As Jesus hung on the cross, he felt forsaken. He felt like God turned his back on him. Jesus was so in tune with his Father for his entire ministry. They were and still are one God. Yet in that moment of darkness and pain, when Jesus needed him the most, God turned his back. Jesus felt the full brunt of what it means to be rejected and punished by God.
My mouth is dried up like a potsherd,
and my tongue sticks to the roof of my mouth;
you lay me in the dust of death.
Later, knowing that everything had now been finished, and so that Scripture would be fulfilled, Jesus said, “I am thirsty.”
One of the many things that Jesus suffered on the cross was thirst. Even the way that his thirst was quenched, with vinegar, fulfilled a prophecy.
“I clothe the heavens with darkness
and make sackcloth its covering.”
From noon until three in the afternoon darkness came over all the land.
When Jesus was crucified, something unexpected happened. Between noon and three in the afternoon, the time of day when it is normally the brightest, God brought darkness over the land.
10. It is Finished
They will proclaim his righteousness,
declaring to a people yet unborn:
He has done it!
When he had received the drink, Jesus said, “It is finished.” With that, he bowed his head and gave up his spirit.
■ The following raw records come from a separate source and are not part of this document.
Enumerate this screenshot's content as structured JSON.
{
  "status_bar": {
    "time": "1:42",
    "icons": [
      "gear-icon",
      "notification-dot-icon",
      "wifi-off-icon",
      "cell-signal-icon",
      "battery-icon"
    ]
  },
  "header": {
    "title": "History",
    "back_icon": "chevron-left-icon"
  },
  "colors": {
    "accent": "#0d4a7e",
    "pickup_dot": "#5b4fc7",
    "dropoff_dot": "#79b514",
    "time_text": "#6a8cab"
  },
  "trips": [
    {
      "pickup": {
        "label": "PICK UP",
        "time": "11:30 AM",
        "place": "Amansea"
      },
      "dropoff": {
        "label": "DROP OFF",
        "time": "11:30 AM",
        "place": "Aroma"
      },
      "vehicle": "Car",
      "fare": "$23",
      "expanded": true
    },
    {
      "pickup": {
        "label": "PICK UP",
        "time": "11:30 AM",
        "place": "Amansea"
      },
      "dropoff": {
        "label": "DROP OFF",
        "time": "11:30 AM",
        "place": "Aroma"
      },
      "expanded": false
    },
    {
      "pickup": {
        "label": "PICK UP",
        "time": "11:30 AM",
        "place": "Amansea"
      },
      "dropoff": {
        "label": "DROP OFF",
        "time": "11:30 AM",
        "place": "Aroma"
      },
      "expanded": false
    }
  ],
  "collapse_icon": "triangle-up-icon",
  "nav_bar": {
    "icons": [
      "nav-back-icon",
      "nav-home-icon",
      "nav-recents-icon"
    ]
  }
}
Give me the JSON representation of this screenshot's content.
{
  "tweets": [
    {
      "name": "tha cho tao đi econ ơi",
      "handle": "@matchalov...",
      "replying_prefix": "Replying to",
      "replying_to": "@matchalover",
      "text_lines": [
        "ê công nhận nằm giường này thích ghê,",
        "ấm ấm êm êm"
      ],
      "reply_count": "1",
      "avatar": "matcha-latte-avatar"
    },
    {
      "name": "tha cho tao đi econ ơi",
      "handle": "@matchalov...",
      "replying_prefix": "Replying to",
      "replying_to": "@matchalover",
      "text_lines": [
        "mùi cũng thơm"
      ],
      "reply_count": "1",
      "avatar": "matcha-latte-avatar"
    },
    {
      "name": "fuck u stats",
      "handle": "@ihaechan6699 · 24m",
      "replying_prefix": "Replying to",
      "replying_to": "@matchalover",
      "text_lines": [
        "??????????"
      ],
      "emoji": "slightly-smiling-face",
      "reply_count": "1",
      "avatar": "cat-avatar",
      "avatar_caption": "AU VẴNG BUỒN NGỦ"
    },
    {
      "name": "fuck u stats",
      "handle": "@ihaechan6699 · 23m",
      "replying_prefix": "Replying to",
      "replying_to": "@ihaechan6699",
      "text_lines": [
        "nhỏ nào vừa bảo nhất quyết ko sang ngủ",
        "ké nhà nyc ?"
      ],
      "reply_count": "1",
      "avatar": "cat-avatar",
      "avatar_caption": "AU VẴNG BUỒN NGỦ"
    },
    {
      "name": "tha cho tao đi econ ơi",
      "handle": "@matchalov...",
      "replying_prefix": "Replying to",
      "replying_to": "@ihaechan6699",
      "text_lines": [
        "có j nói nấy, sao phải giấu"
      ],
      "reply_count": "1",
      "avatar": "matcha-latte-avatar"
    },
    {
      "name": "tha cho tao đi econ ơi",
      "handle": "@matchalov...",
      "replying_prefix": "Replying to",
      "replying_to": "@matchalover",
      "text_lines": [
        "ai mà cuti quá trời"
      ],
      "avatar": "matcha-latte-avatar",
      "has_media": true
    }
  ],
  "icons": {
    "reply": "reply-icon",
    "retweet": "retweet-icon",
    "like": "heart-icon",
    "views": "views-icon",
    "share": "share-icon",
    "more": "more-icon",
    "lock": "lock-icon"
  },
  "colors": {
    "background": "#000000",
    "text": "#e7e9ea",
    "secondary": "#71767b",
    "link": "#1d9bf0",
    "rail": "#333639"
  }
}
At the end of Psalm 22, after speaking many prophecies about the death of Jesus, the chapter ends with “He has done it!” This is very similar in tone to what Jesus proclaimed when he breathed his last breath: “It is finished.” The work that Jesus had come to do to offer his life as a sacrifice for our sins, the pain that he endured to bring us eternal life, was finally complete.
The prophecies about Jesus’ death and the events surrounding Jesus’ death that were recorded in the gospels tell us one thing: God had Jesus’ death perfectly scripted. He knew exactly what needed to happen for his purposes to be fulfilled—for Jesus to pay the ultimate price, to be the final sacrifice for sin once and for all for anyone who believes on him.
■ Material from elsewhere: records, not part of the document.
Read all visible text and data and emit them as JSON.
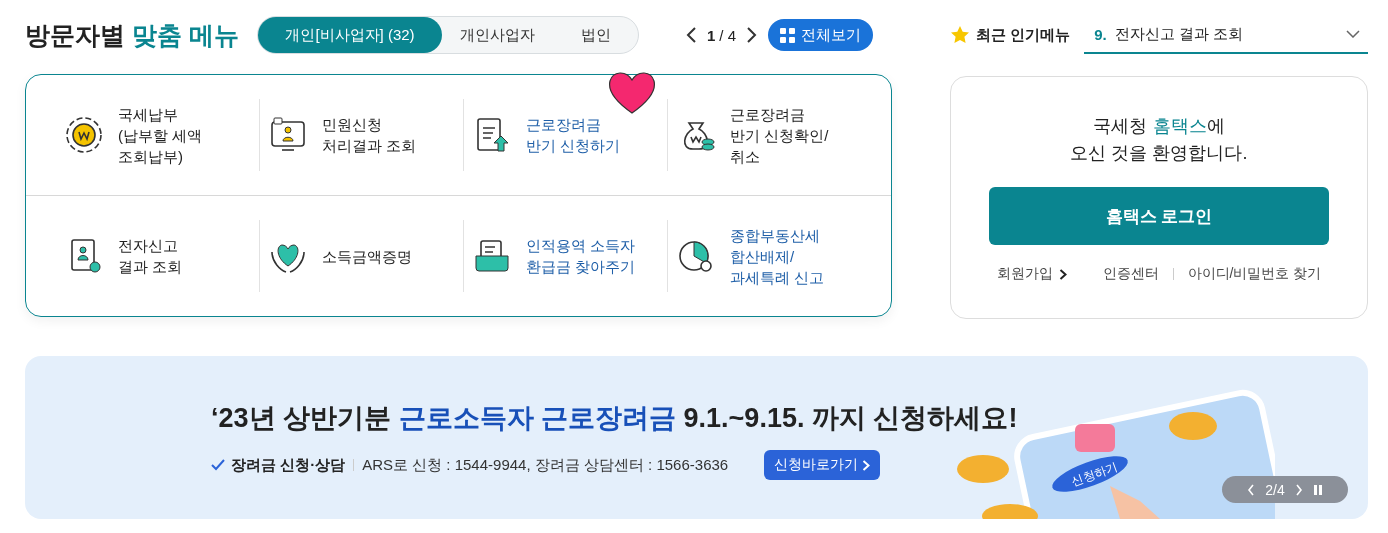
{
  "header": {
    "title": "방문자별",
    "title_accent": "맞춤 메뉴"
  },
  "tabs": [
    {
      "label": "개인[비사업자] (32)",
      "selected": true
    },
    {
      "label": "개인사업자",
      "selected": false
    },
    {
      "label": "법인",
      "selected": false
    }
  ],
  "pager": {
    "current": "1",
    "total": "/ 4"
  },
  "view_all": "전체보기",
  "popular": {
    "label": "최근 인기메뉴",
    "number": "9.",
    "value": "전자신고 결과 조회"
  },
  "menu_rows": [
    [
      {
        "kind": "coin",
        "lines": [
          "국세납부",
          "(납부할 세액",
          "조회납부)"
        ],
        "highlight": false,
        "favorite": false
      },
      {
        "kind": "monitor",
        "lines": [
          "민원신청",
          "처리결과 조회"
        ],
        "highlight": false,
        "favorite": false
      },
      {
        "kind": "upload",
        "lines": [
          "근로장려금",
          "반기 신청하기"
        ],
        "highlight": true,
        "favorite": true
      },
      {
        "kind": "bag",
        "lines": [
          "근로장려금",
          "반기 신청확인/",
          "취소"
        ],
        "highlight": false,
        "favorite": false
      }
    ],
    [
      {
        "kind": "certificate",
        "lines": [
          "전자신고",
          "결과 조회"
        ],
        "highlight": false,
        "favorite": false
      },
      {
        "kind": "heart",
        "lines": [
          "소득금액증명"
        ],
        "highlight": false,
        "favorite": false
      },
      {
        "kind": "folder",
        "lines": [
          "인적용역 소득자",
          "환급금 찾아주기"
        ],
        "highlight": true,
        "favorite": false
      },
      {
        "kind": "chart",
        "lines": [
          "종합부동산세",
          "합산배제/",
          "과세특례 신고"
        ],
        "highlight": true,
        "favorite": false
      }
    ]
  ],
  "login": {
    "welcome_start": "국세청 ",
    "welcome_accent": "홈택스",
    "welcome_end": "에",
    "welcome_line2": "오신 것을 환영합니다.",
    "button": "홈택스 로그인",
    "links": [
      {
        "label": "회원가입",
        "kind": "arrow"
      },
      {
        "label": "인증센터",
        "kind": "plain"
      },
      {
        "label": "아이디/비밀번호 찾기",
        "kind": "plain"
      }
    ]
  },
  "banner": {
    "headline_start": "‘23년 상반기분 ",
    "headline_accent": "근로소득자 근로장려금",
    "headline_end": " 9.1.~9.15. 까지 신청하세요!",
    "check_label": "장려금 신청·상담",
    "info": "ARS로 신청 : 1544-9944, 장려금 상담센터 : 1566-3636",
    "button": "신청바로가기",
    "illustration_label": "신청하기",
    "slide": "2/4"
  }
}
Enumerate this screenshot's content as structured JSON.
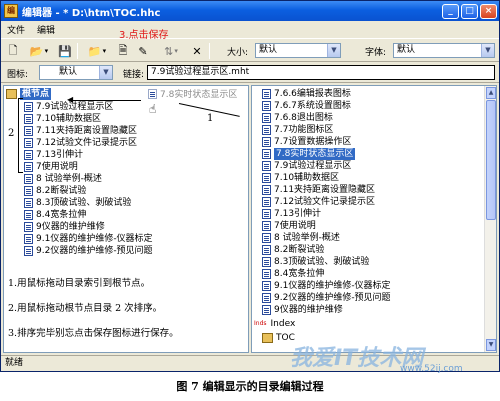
{
  "window": {
    "title": "编辑器 - * D:\\htm\\TOC.hhc",
    "app_icon": "编"
  },
  "title_buttons": {
    "minimize": "_",
    "maximize": "□",
    "close": "×"
  },
  "menu": [
    "文件",
    "编辑"
  ],
  "toolbar": {
    "save_annotation": "3.点击保存",
    "size_label": "大小:",
    "size_value": "默认",
    "font_label": "字体:",
    "font_value": "默认"
  },
  "toolbar2": {
    "icon_label": "图标:",
    "icon_value": "默认",
    "link_label": "链接:",
    "link_value": "7.9试验过程显示区.mht"
  },
  "left_tree": {
    "root": "根节点",
    "items": [
      "7.9试验过程显示区",
      "7.10辅助数据区",
      "7.11夹持距离设置隐藏区",
      "7.12试验文件记录提示区",
      "7.13引伸计",
      "7使用说明",
      "8 试验举例-概述",
      "8.2断裂试验",
      "8.3顶破试验、剥破试验",
      "8.4宽条拉伸",
      "9仪器的维护维修",
      "9.1仪器的维护维修-仪器标定",
      "9.2仪器的维护维修-预见问题"
    ],
    "drag_ghost": "7.8实时状态显示区"
  },
  "annotations": {
    "n1": "1",
    "n2": "2"
  },
  "instructions": [
    "1.用鼠标拖动目录索引到根节点。",
    "2.用鼠标拖动根节点目录 2 次排序。",
    "3.排序完毕别忘点击保存图标进行保存。"
  ],
  "right_tree": {
    "items": [
      "7.6.6编辑报表图标",
      "7.6.7系统设置图标",
      "7.6.8退出图标",
      "7.7功能图标区",
      "7.7设置数据操作区",
      "7.8实时状态显示区",
      "7.9试验过程显示区",
      "7.10辅助数据区",
      "7.11夹持距离设置隐藏区",
      "7.12试验文件记录提示区",
      "7.13引伸计",
      "7使用说明",
      "8 试验举例-概述",
      "8.2断裂试验",
      "8.3顶破试验、剥破试验",
      "8.4宽条拉伸",
      "9.1仪器的维护维修-仪器标定",
      "9.2仪器的维护维修-预见问题",
      "9仪器的维护维修"
    ],
    "selected_index": 5,
    "index_label": "Index",
    "index_tag": "Inds",
    "toc_label": "TOC"
  },
  "status": "就绪",
  "caption": "图 7  编辑显示的目录编辑过程",
  "watermark": "我爱IT技术网",
  "watermark_url": "www.52ij.com"
}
If your favorite prophecy about Jesus’ death wasn’t listed, share it in the comments. I’d love to hear from you!
Come back next week to learn about prophecies related to Jesus’ resurrection, ascension, and eternal reign. Thankfully, Jesus’ death isn’t the end of the story!